Prison officers and their leadership have been campaigning for decades now for some people who have paid their debt to society to be let out. For one thing, they say, it will have an impact on the cost of keeping people in jail. They have to be clothed, have their medical and other needs taken care of by the rest of us.

But before we launch into some of insights generated by this unique series, let’s address the decision two weeks ago to exonerate the three prison officers who were subject to disciplinary action for the prison break of July 2015.

Somebody jumped up to say that anybody could be exonerated by anybody, but as far as others might be concerned, there is still a criminal investigation going on into this matter. Is five years not more than enough time for a matter such as this, where there was a prison break-out, where a police officer was killed in the line of duty, and the standard operating procedures which were in place that day to have been analysed and understood as to what went wrong and who was at the centre of it?

The question for sometime now has been what’s taking the investigators so long to come to a conclusion, and to come to the country and tell us what has been uncovered to this point.

Another question which begs to be answered is, on what basis were the three officers suspended?

At least one of those officers has been pleading his innocence from day one has been seeking, without success thus far, to get proper access to a purported report by someone appointed from the prison service itself. In the time between when that incident occurred and now, at least two prison commissioners served and retired. It must be assumed they would have come into possession of the files in this matter.

What did they come to know about the process which led to the action taken against those who have now been exonerated, and what should they be compelled to make public, at least to the competent authorities?

But back to the issue of the “Prison Interviews”. In the first episode of this series, we came face to face with a young man who was telling the story of how there was something in him that just propelled him to commit crime, even to the point of killing someone. He killed a neighbour, a boyhood friend of his, because that person had second thoughts about going ahead with a mission to rob someone. This young man, the convicted killer, has developed into something of a model prisoner, having amassed a series of passes in CXC exams, besting hundreds of thousands of his peers who remained on the “outside”. He says, pretty unemotionally, nonchalantly, you might add, he thinks he deserves a second change at life, to show what benefits can come from having paid a debt for a crime which can have no human reversal for the victim. What’s the society’s view on this is a proposition we must ponder.

But the case reviewed in the Sunday Express of April 12 is even more touching, and requiring of closer examination by those of us concerned with mercy and forgiveness above considerations of flat justice, in any of the million slices in which this might come.

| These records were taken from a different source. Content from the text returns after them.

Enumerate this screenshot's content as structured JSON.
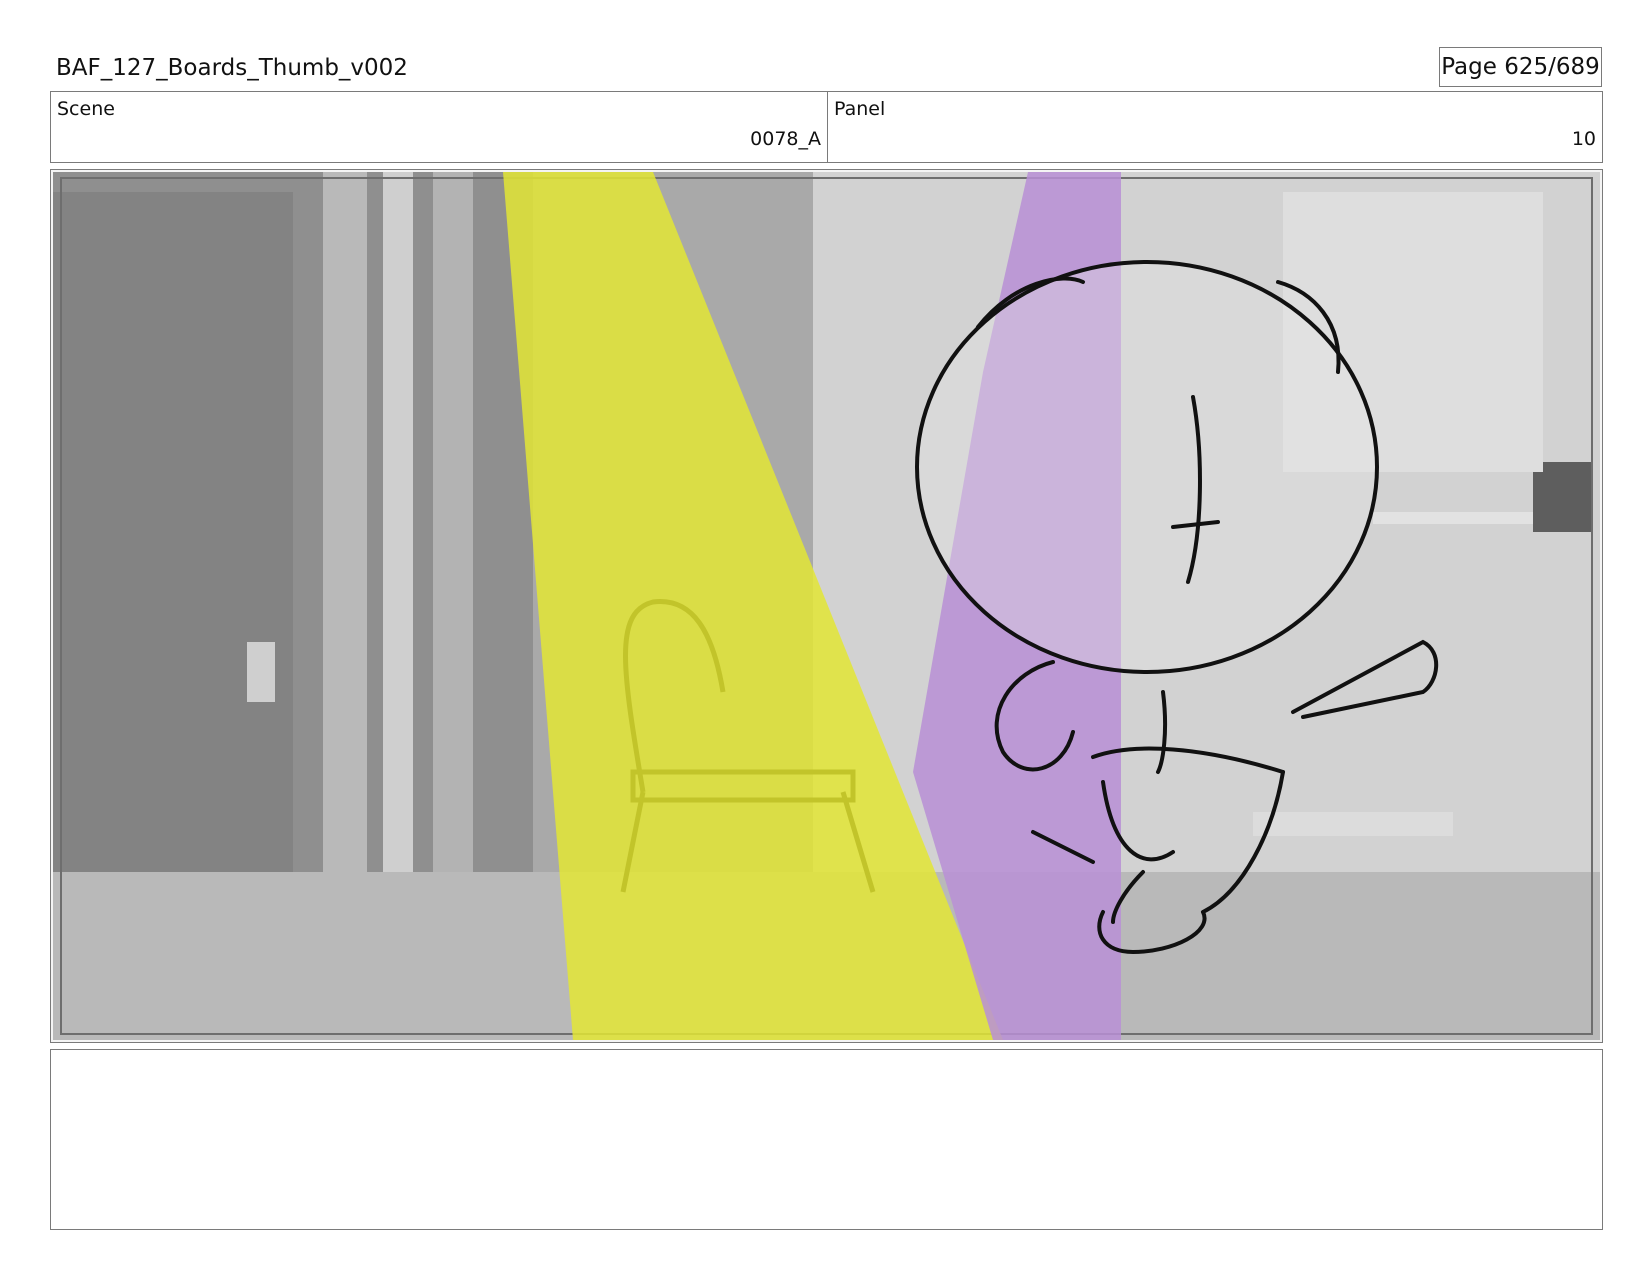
{
  "header": {
    "doc_title": "BAF_127_Boards_Thumb_v002",
    "page_indicator": "Page 625/689"
  },
  "info": {
    "scene_label": "Scene",
    "scene_value": "0078_A",
    "panel_label": "Panel",
    "panel_value": "10"
  },
  "frame": {
    "colors": {
      "yellow_beam": "#e3e635",
      "purple_beam": "#b88fd6",
      "background_gray": "#a9a9a9",
      "line": "#111111"
    },
    "icons": [
      "storyboard-frame-image",
      "character-sketch",
      "yellow-light-beam",
      "purple-light-beam"
    ]
  },
  "notes": {
    "text": ""
  }
}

Justice has been served, some of us could say, after 35 years in prison for the man convicted of killing his outside woman, in a situation in which he felt himself under attack and in danger, based on the story he has told the interviewer and her intrepid team.

You get from it that this was a crime of passion, or a version of it, not the kind springing from the hurt feelings of a jilted lover. This was a case of a man fearing for his own life, in a situation in which he felt he was wronged, because of a trust issue with money he had been giving to the woman for safe keeping. He happened to grab a cutlass which had been intended to be used against him in a quarrel which ensued. He lost his mind, and describes in some detail how he used the weapon to his advantage. He could still only remember dealing three blows bu, he says the prosecutor says his victim received 14 chops. He has no way to dispute it.

He is now 78 years old, with no prospect of pardon, in a system in which we are still behind the curve when it comes to considerations of parole. The wife whom he wronged originally by paying more attention to the outside woman—to his ultimate shame, disgrace and regret—is prepared unreservedly to take him back, even after all this time. This itself is an example of living grace.

Of what benefit is it to anyone for this man to remain in prison for however how much longer, possibly to die there, without the opportunity to demonstrate, for the benefit of those who might learn from it, the wisdom of his corrected ways?

These and other questions spring forth from the episodes aired and published from this series. Their debate and discussion are just some of outcomes which should be pursued, as reason for their conduct, and for such valuable access, if they are to make compensatory sense.